“Instead of clipping the tubes or burning it, it should be removed. We are warning: stop leaving the tubes in, it is where ovarian cancer begins,” said gynecologic oncologist Sarah Finlayson from Vancouver General Hospital.
She said the discovery that ovarian cancer actually begins in the Fallopian tubes was “one of these moments of luck” during research into women who carry the BRCA gene that can trigger breast cancer.
“We simply hadn’t looked there before. Once we looked carefully, we found that ovarian cancer does not begin in the ovaries but in the Fallopian tubes.”
Ovarian cancer affects one in 70 women in Canada and the chances of surviving longer than five years after diagnosis are only about 37 percent.

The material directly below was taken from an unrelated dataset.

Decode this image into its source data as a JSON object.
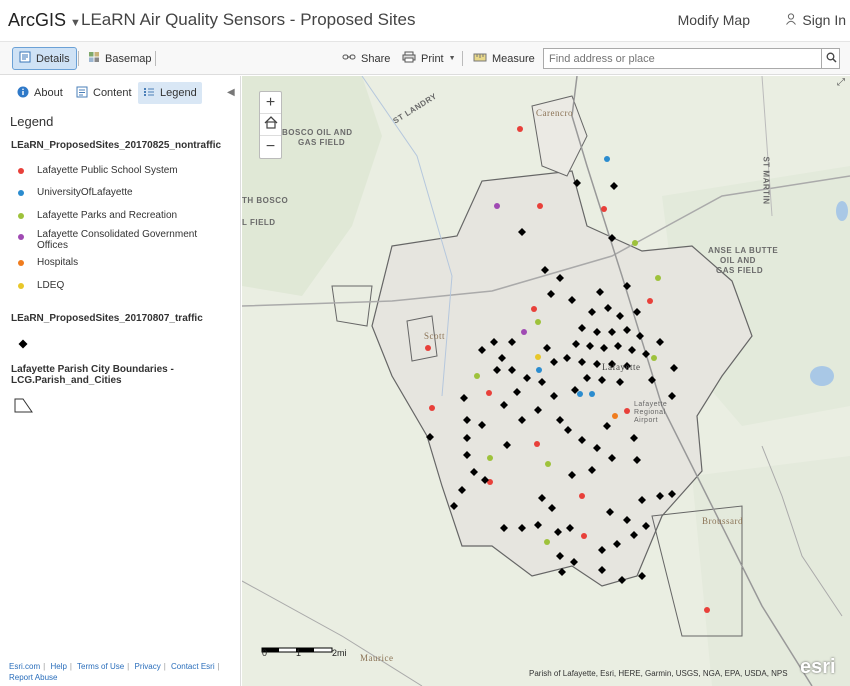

Women with the BRCA mutation have a high risk of developing cancer of the uterus or ovaries and often have them removed as a precaution.
“A woman may have no prior history of ovarian cancer in her family, but we now know that her children and their children could be at risk, and we have the ability to screen them genetically and act proactively,” added pathologist Blake Gilks.